Fields likes to point out that his company doesn't fit the high-tech norm. Although OpenVision follows its own technological guidelines, "It wasn't founded only on a technological vision," Fields says. "Typically you get a few smart guys in a room and you go build something and in a few years you may have a company. We started with the corporate business strategy that was necessary and decided how our technical strategy would impact our business strategy."

Fields gives credit to Asa Lanum, senior vice president of the technology division, for the company's technological leadership. "Asa has helped us develop the technical vision of what our product strategy should be and the environment that encapsulates our products," Fields declares. Foremost in that strategy was to acquire only object-based products that could be encapsulated in an object environment and interoperate across platforms, operating systems and databases in a client-server architecture.

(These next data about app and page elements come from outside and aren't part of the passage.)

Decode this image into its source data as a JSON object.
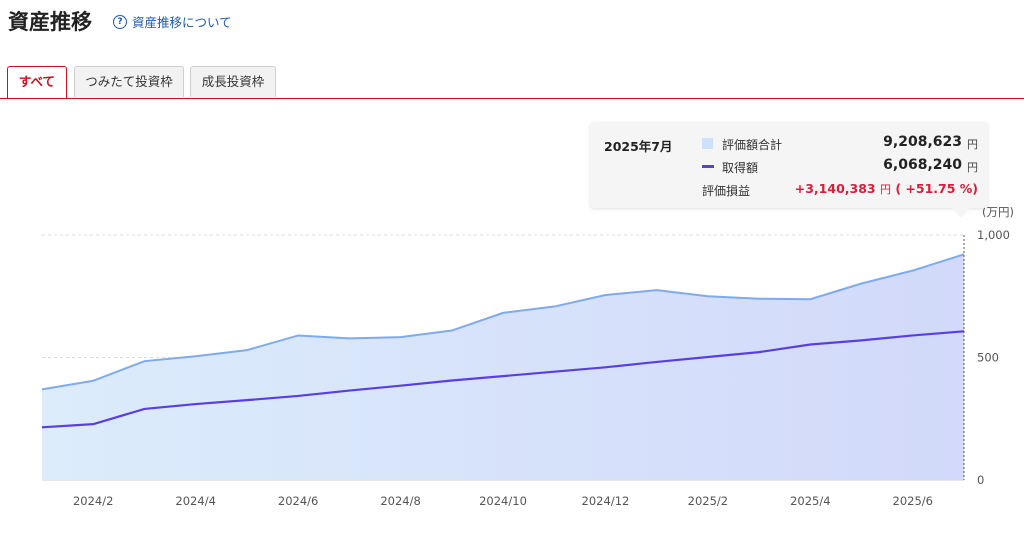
{
  "header": {
    "title": "資産推移",
    "help_link": "資産推移について",
    "help_icon": "question-circle-icon"
  },
  "tabs": [
    {
      "label": "すべて",
      "active": true
    },
    {
      "label": "つみたて投資枠",
      "active": false
    },
    {
      "label": "成長投資枠",
      "active": false
    }
  ],
  "colors": {
    "accent_red": "#c8101e",
    "area_fill": "#d6e6fb",
    "valuation_line": "#7eaaf0",
    "acquisition_line": "#5a3fe0",
    "gain_red": "#d81e3a",
    "link_blue": "#1f5aa8"
  },
  "tooltip": {
    "month": "2025年7月",
    "valuation_label": "評価額合計",
    "valuation_value": "9,208,623",
    "acquisition_label": "取得額",
    "acquisition_value": "6,068,240",
    "gain_label": "評価損益",
    "gain_value": "+3,140,383",
    "gain_pct": "( +51.75 %)",
    "unit": "円"
  },
  "chart_data": {
    "type": "area",
    "yunit": "(万円)",
    "ylim": [
      0,
      1000
    ],
    "yticks": [
      0,
      500,
      1000
    ],
    "yticklabels": [
      "0",
      "500",
      "1,000"
    ],
    "grid": true,
    "x": [
      "2024/1",
      "2024/2",
      "2024/3",
      "2024/4",
      "2024/5",
      "2024/6",
      "2024/7",
      "2024/8",
      "2024/9",
      "2024/10",
      "2024/11",
      "2024/12",
      "2025/1",
      "2025/2",
      "2025/3",
      "2025/4",
      "2025/5",
      "2025/6",
      "2025/7"
    ],
    "xticklabels": [
      "2024/2",
      "2024/4",
      "2024/6",
      "2024/8",
      "2024/10",
      "2024/12",
      "2025/2",
      "2025/4",
      "2025/6"
    ],
    "series": [
      {
        "name": "評価額合計",
        "style": "area",
        "values": [
          370,
          405,
          485,
          505,
          530,
          590,
          578,
          583,
          610,
          682,
          708,
          755,
          775,
          750,
          740,
          738,
          802,
          855,
          921
        ]
      },
      {
        "name": "取得額",
        "style": "line",
        "values": [
          215,
          228,
          290,
          310,
          326,
          343,
          365,
          385,
          406,
          424,
          442,
          460,
          482,
          502,
          522,
          553,
          570,
          590,
          607
        ]
      }
    ]
  }
}
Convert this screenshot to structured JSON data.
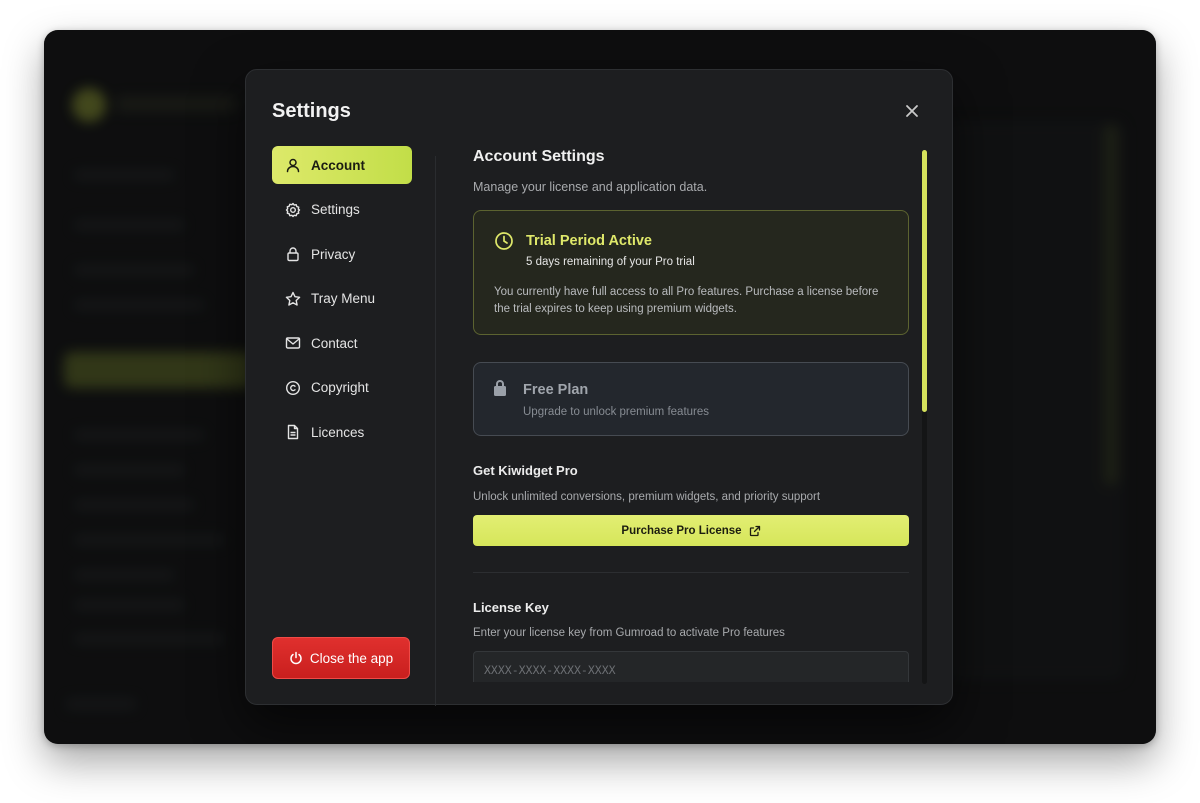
{
  "modal": {
    "title": "Settings"
  },
  "nav": {
    "items": [
      {
        "label": "Account",
        "icon": "user-icon",
        "active": true
      },
      {
        "label": "Settings",
        "icon": "gear-icon",
        "active": false
      },
      {
        "label": "Privacy",
        "icon": "lock-icon",
        "active": false
      },
      {
        "label": "Tray Menu",
        "icon": "star-icon",
        "active": false
      },
      {
        "label": "Contact",
        "icon": "mail-icon",
        "active": false
      },
      {
        "label": "Copyright",
        "icon": "copyright-icon",
        "active": false
      },
      {
        "label": "Licences",
        "icon": "document-icon",
        "active": false
      }
    ],
    "close_app_label": "Close the app"
  },
  "account": {
    "title": "Account Settings",
    "subtitle": "Manage your license and application data.",
    "trial": {
      "title": "Trial Period Active",
      "subtitle": "5 days remaining of your Pro trial",
      "body": "You currently have full access to all Pro features. Purchase a license before the trial expires to keep using premium widgets."
    },
    "free_plan": {
      "title": "Free Plan",
      "subtitle": "Upgrade to unlock premium features"
    },
    "pro": {
      "title": "Get Kiwidget Pro",
      "subtitle": "Unlock unlimited conversions, premium widgets, and priority support",
      "button_label": "Purchase Pro License"
    },
    "license": {
      "title": "License Key",
      "subtitle": "Enter your license key from Gumroad to activate Pro features",
      "placeholder": "XXXX-XXXX-XXXX-XXXX",
      "value": ""
    }
  },
  "colors": {
    "accent": "#d6e65a",
    "danger": "#d42826",
    "background": "#1d1e20"
  }
}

But the technological vision had to coincide with the business strategy as well, which centered on an acquisition strategy. "We had to get the size to compete in a major market where the competitors were going to be large corporations coming from the mainframe side. So what strategy should we take from an acquisitions standpoint? If we just went out and acquired products on the basis that most companies have used in the past - market share, market visibility-we wouldn't succeed. The most important thing was how integratable any product that we acquired was going to be. So we defined our integration environment and what things should be in a product before we acquire it. Was this product built using object design and object programming methodology? Did they define APIs that modularize things such as porting and device drivers? Did they separate backup code and separate all the peripheral functionality as objects or subsystems? Also, did they understand client-server? A lot of the applications that are coming out in client-server are not scalable because the vendors that have brought them here don't understand some of the basic things."

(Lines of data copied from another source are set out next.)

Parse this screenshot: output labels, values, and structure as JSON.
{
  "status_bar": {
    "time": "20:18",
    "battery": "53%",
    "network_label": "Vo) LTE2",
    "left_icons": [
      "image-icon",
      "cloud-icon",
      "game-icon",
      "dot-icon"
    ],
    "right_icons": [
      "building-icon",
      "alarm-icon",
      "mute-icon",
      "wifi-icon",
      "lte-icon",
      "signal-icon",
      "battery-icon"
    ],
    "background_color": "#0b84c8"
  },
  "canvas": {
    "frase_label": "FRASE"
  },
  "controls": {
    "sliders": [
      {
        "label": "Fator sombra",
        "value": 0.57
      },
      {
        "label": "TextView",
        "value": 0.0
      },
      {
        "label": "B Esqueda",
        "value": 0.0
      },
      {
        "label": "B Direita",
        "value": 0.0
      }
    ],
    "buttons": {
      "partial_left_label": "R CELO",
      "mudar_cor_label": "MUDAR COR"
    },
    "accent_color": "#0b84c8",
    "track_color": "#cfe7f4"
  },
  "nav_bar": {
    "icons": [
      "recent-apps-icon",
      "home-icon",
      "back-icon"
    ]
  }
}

Once it was decided that the technology met OpenVision's integration requirements, the development team in the prospective acquisition had to agree to join the new company. "Once we had those two factors, then we sat down to talk about an acquisition opportunity," Fields says. "We immediately took the standalone product, repackaged it as an OpenVision product and started selling it. That allowed us to continue to grow, along with the substantial financing that we received. We are selling these products while we are continuing to encapsulate them with our integration strategy."

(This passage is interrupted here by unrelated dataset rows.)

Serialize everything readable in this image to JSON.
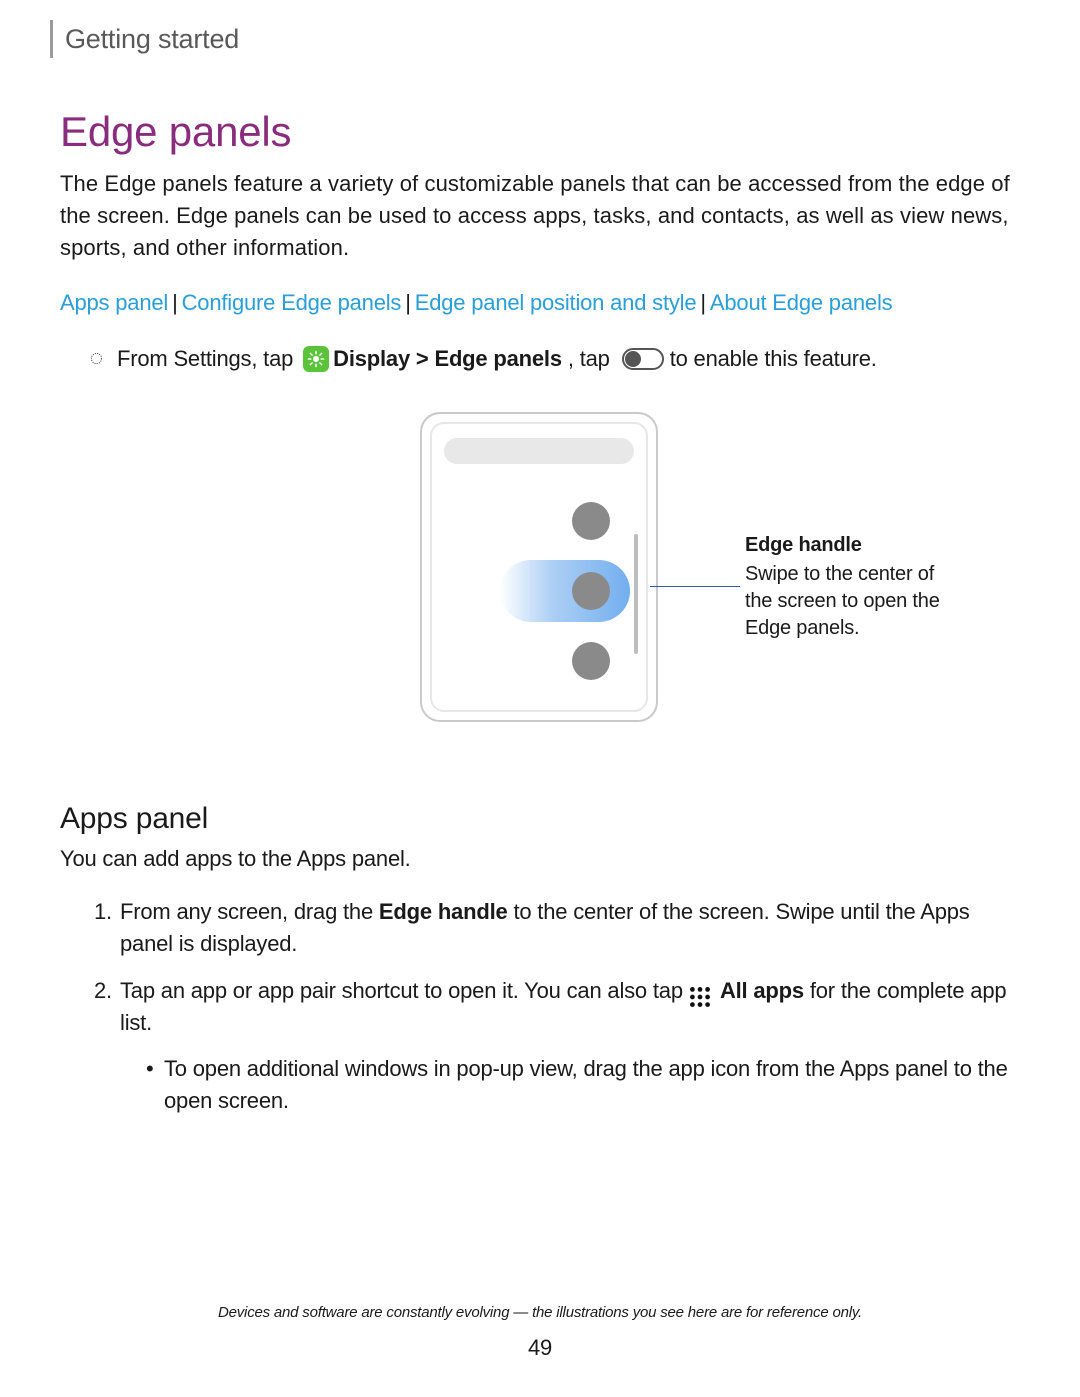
{
  "section": "Getting started",
  "title": "Edge panels",
  "intro": "The Edge panels feature a variety of customizable panels that can be accessed from the edge of the screen. Edge panels can be used to access apps, tasks, and contacts, as well as view news, sports, and other information.",
  "links": [
    "Apps panel",
    "Configure Edge panels",
    "Edge panel position and style",
    "About Edge panels"
  ],
  "instruction": {
    "pre": "From Settings, tap",
    "display_edge": " Display > Edge panels",
    "mid": ", tap",
    "post": "to enable this feature."
  },
  "callout": {
    "title": "Edge handle",
    "desc": "Swipe to the center of the screen to open the Edge panels."
  },
  "h2": "Apps panel",
  "sub_intro": "You can add apps to the Apps panel.",
  "steps": [
    {
      "num": "1.",
      "pre": "From any screen, drag the ",
      "bold": "Edge handle",
      "post": " to the center of the screen. Swipe until the Apps panel is displayed."
    },
    {
      "num": "2.",
      "pre": "Tap an app or app pair shortcut to open it. You can also tap",
      "bold": " All apps",
      "post": " for the complete app list.",
      "sub": "To open additional windows in pop-up view, drag the app icon from the Apps panel to the open screen."
    }
  ],
  "footer_note": "Devices and software are constantly evolving — the illustrations you see here are for reference only.",
  "page_num": "49"
}
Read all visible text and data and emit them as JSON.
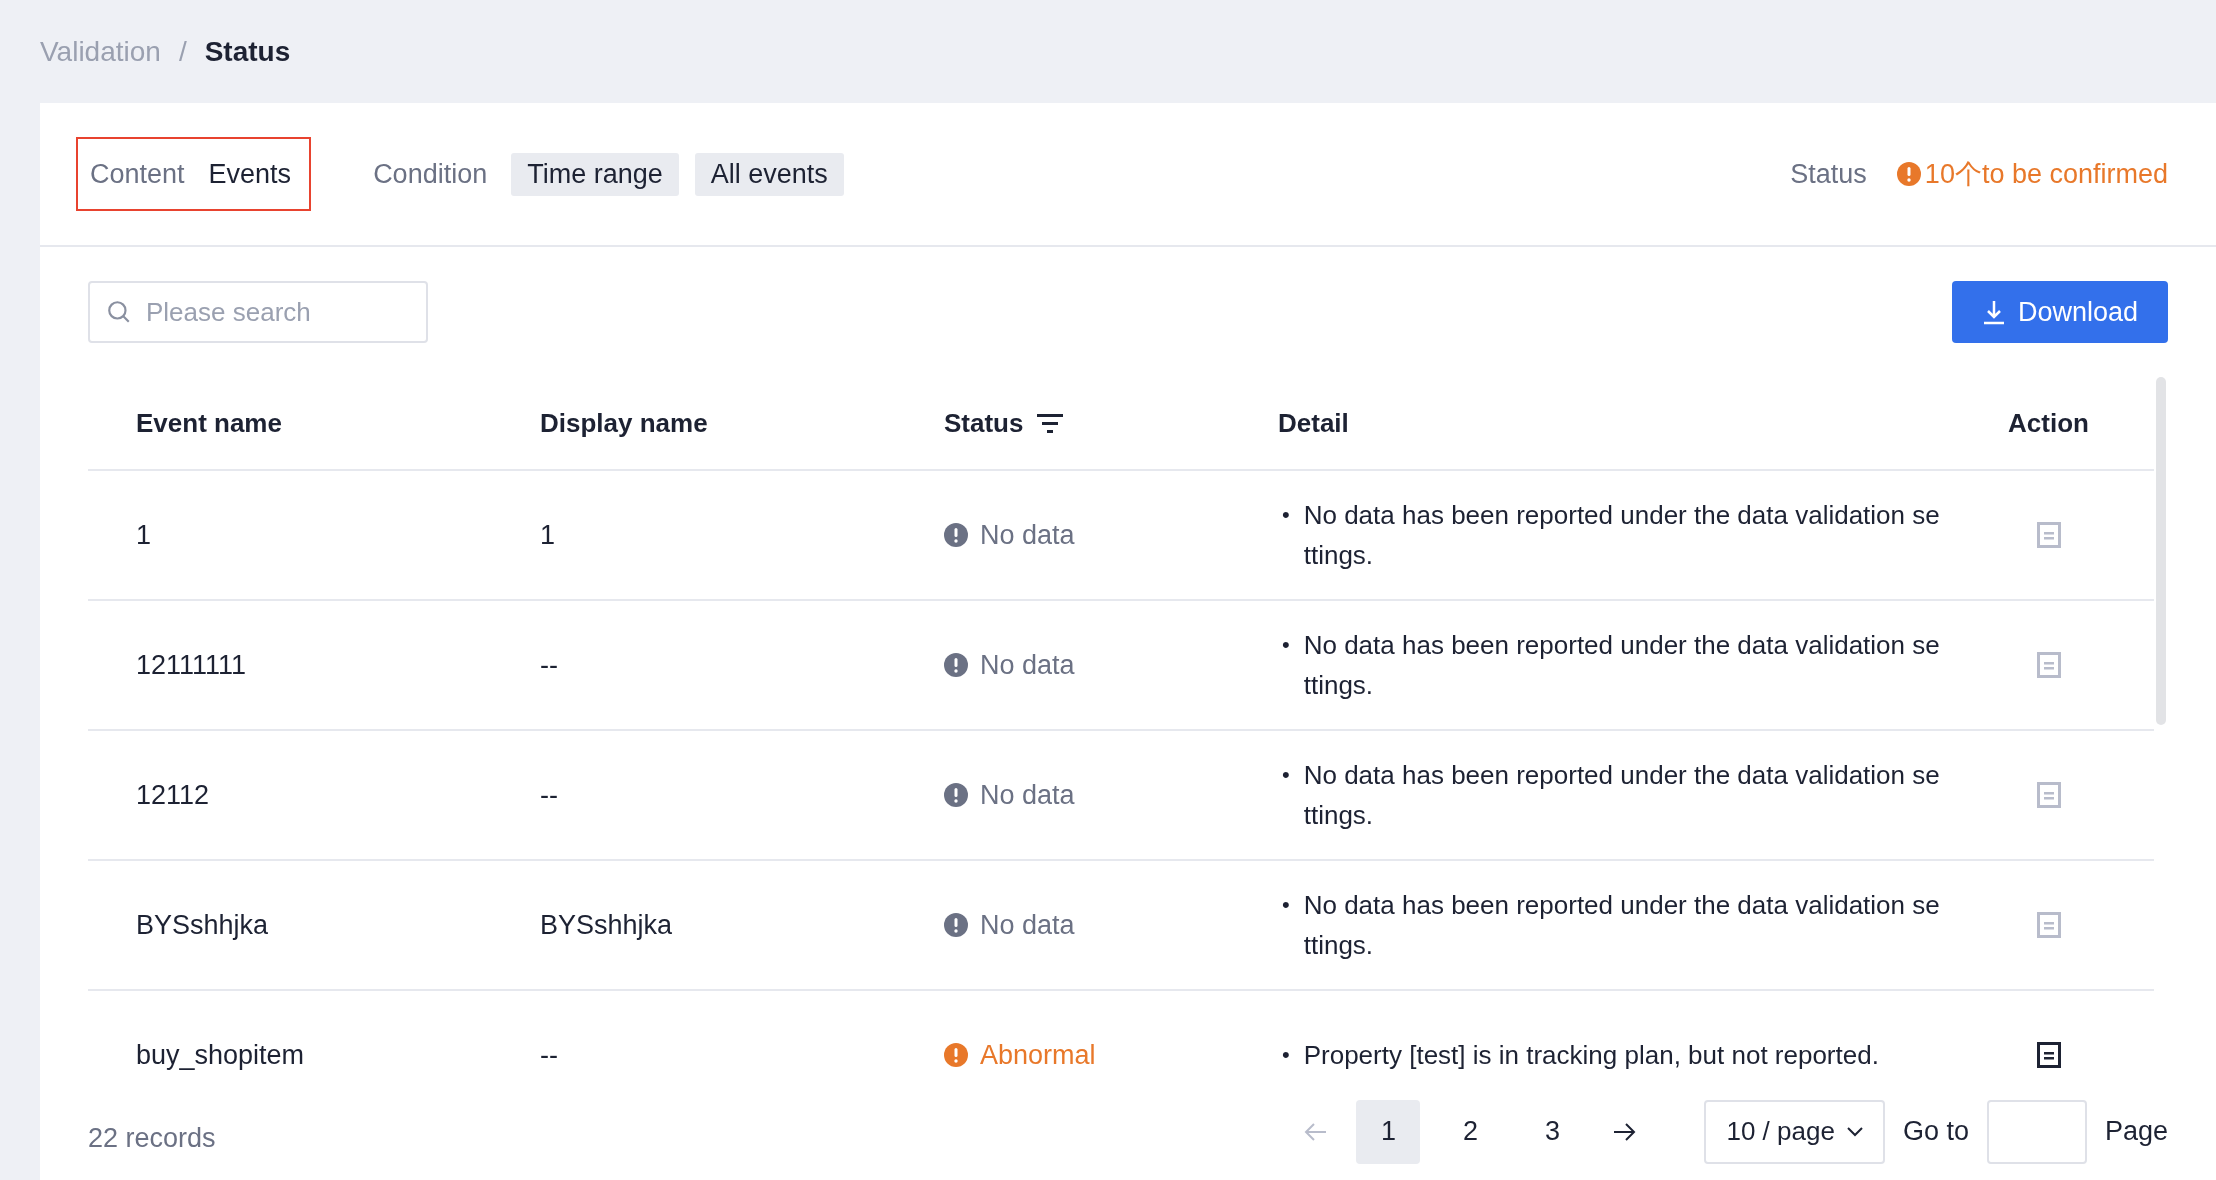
{
  "breadcrumb_separator": "/",
  "detail_bullet": "•",
  "breadcrumb": [
    {
      "label": "Validation",
      "current": false
    },
    {
      "label": "Status",
      "current": true
    }
  ],
  "view_tabs": [
    {
      "label": "Content",
      "selected": false
    },
    {
      "label": "Events",
      "selected": true
    }
  ],
  "filters": {
    "label": "Condition",
    "chips": [
      "Time range",
      "All events"
    ]
  },
  "status_summary": {
    "label": "Status",
    "warning": "10个to be confirmed"
  },
  "search": {
    "placeholder": "Please search"
  },
  "download_button": "Download",
  "table": {
    "columns": [
      "Event name",
      "Display name",
      "Status",
      "Detail",
      "Action"
    ],
    "rows": [
      {
        "event_name": "1",
        "display_name": "1",
        "status": {
          "kind": "no_data",
          "label": "No data"
        },
        "detail": "No data has been reported under the data validation se ttings."
      },
      {
        "event_name": "12111111",
        "display_name": "--",
        "status": {
          "kind": "no_data",
          "label": "No data"
        },
        "detail": "No data has been reported under the data validation se ttings."
      },
      {
        "event_name": "12112",
        "display_name": "--",
        "status": {
          "kind": "no_data",
          "label": "No data"
        },
        "detail": "No data has been reported under the data validation se ttings."
      },
      {
        "event_name": "BYSshhjka",
        "display_name": "BYSshhjka",
        "status": {
          "kind": "no_data",
          "label": "No data"
        },
        "detail": "No data has been reported under the data validation se ttings."
      },
      {
        "event_name": "buy_shopitem",
        "display_name": "--",
        "status": {
          "kind": "abnormal",
          "label": "Abnormal"
        },
        "detail": "Property [test] is in tracking plan, but not reported."
      }
    ]
  },
  "records": "22 records",
  "pagination": {
    "pages": [
      {
        "label": "1",
        "selected": true
      },
      {
        "label": "2",
        "selected": false
      },
      {
        "label": "3",
        "selected": false
      }
    ],
    "page_size": "10 / page",
    "goto_label": "Go to",
    "page_label": "Page"
  }
}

Fields is expecting to hit at least $40 million sales for calendar 1994 and notes that "We only need marginal growth in order to achieve that. We feel we can respond to much more significant growth." His long-range goal? "We believe that we can be the leader in this market, and it's all about execution. I don't say this with any arrogance, but I actually do believe that there is nothing that any of our competitors can do to stop OpenVision from being successful. The only thing that can stop us is our ability to execute."

Fields has seen the now-obvious pressing need for systems management in client-server environments since his days at Oracle. "I noticed we were delivering business-critical applications in client-server and the customer would say, 'That's nice, but how do I manage it? How do I employ it productively? How do I make it reliable? How do I secure it?' We didn't have all those features. Those are the things that were common in the traditional, mainframe world, but in the UNIX world they just weren't there. My background in this industry told me that the lack of tools in this market was going to be the bottleneck of the deployment of business-critical applications in client-server. So the push was coming from the enterprise."

He adds, "It's a very big market. We don't have to be the only winner in this market. I believe there will be a number of winners."